    One can't leave Israel out of this account either, as this is a major focus of the mature Jenson and of his account of the interval between Jesus' advents.

    Anyway, just a couple of thoughts.

  10. Hi Brad,

    I've just been thinking more about Jenson's influences. One of the things I think makes him a little hard to pin down is the manner in which he borrows from his extensive conversations - and while he is often explicit about the indebtedness, he often appropriates thought with characteristic audacity.

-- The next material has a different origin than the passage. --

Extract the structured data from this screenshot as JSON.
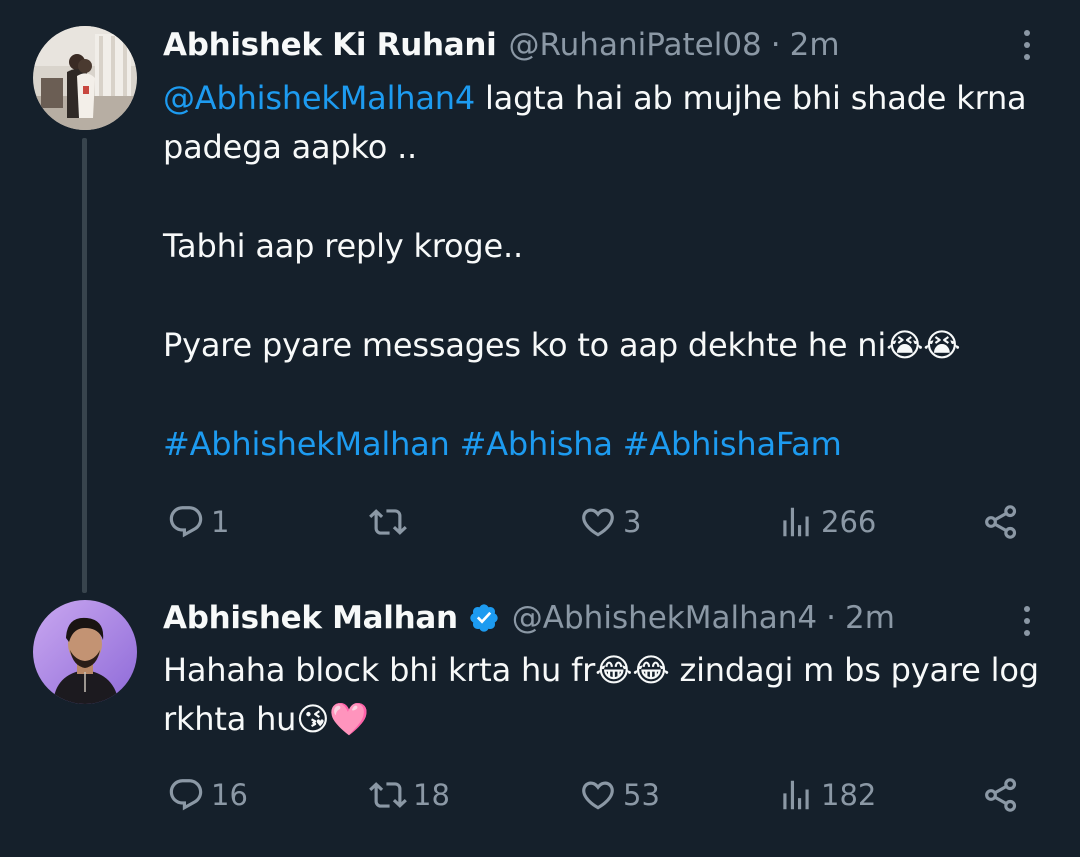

    Nevertheless, I am convinced that his attention to history is deeply forged in his time at Heidelberg. So in his critical engagement with Barth, he has the voices of von Rad and his mentor Peter Brunner ringing. To this conversation he also brings a healthy regard for Bultmann, who he had intended to study. Pannenberg was also just starting out there too, and he continues to be an important conversation partner.

    This young Jenson spends a lot of time teaching philosophy and I think there is considerable evidence that this is important to him - at least early on. This said, the foundations laid, I don't really thing he alters his essential positions much whilst he might change direction a bit. He mentions Searle, Austin and Gadamer. Of course Heidegger and Hegel are ever present as they were for so many of his colleagues at the time.

    I think his ecclesiology is also substantively formed by his Lutheran heritage, a high sacramentology and his ecumenical work.

    Whilst Jenson does indeed emphasize proclamation, his sacramentology is one of audible and visible word, heard and seen.

    If you haven't got to them already a couple of interesting chapters/articles are "The Church As Polity? The Lutheran Context of Robert Jenson's Ecclesiology," in Trinity, Time and Church, 201-238; "The Church As Communio," in The Catholicity of the Reformation, 1-12; the 'Christ as Culture' series (1-3)in the International Journal of Systematic Theology 2003/2004.

    Thanks for what I agree is a very stimulating conversation. For what its worth I wonder if an important aspect of Jenson's ecclesiology that can be addressed is a 'weakness' in his account of the ascension - how does he account for the Lordship of Christ over the church? As Gunton might put it - where is his notion of 'real absence'?

    All the best in your work.

  11. Sorry me again,

    Apologies to Peter: A friend has alerted me to a place where Jenson does indeed come close to saying/says the church is that for which creation exists. In his book on Jonathan Edwards, "America's Theologian," Jenson alerts us to Edwards' 'beloved spouse-mysticism.' "The church is with Christ the object in the triune love and so the purpose of creation." (42) Whilst this is Jenson's prose, is it his position or is he allowing Edwards to provoke? Whatever the case I admit it is probably fair to say he seems sympathetic. Thanks Jason and sorry Peter!

  12. You're welcome Andrew. It's a relief to know that I may actually something to teach you. And now that I've taught it, there's little left ... except perhaps about whiskey.

  13. I realise people have long since moved on from this post, but what the heck, I thought I might as well eat my words a little more while I'm at it: another place I have realised Jenson does state creation is on account of the church is ‘The Church’s Responsibility for the World’,
    in Carl E. Braaten and Robert W. Jenson, eds., The Two Cities of God: The Church’s
    Responsibility for the Earthly City (Grand Rapids: Eerdmans, 1997), pp. 1–10.
    Teach me for jumping too quickly ...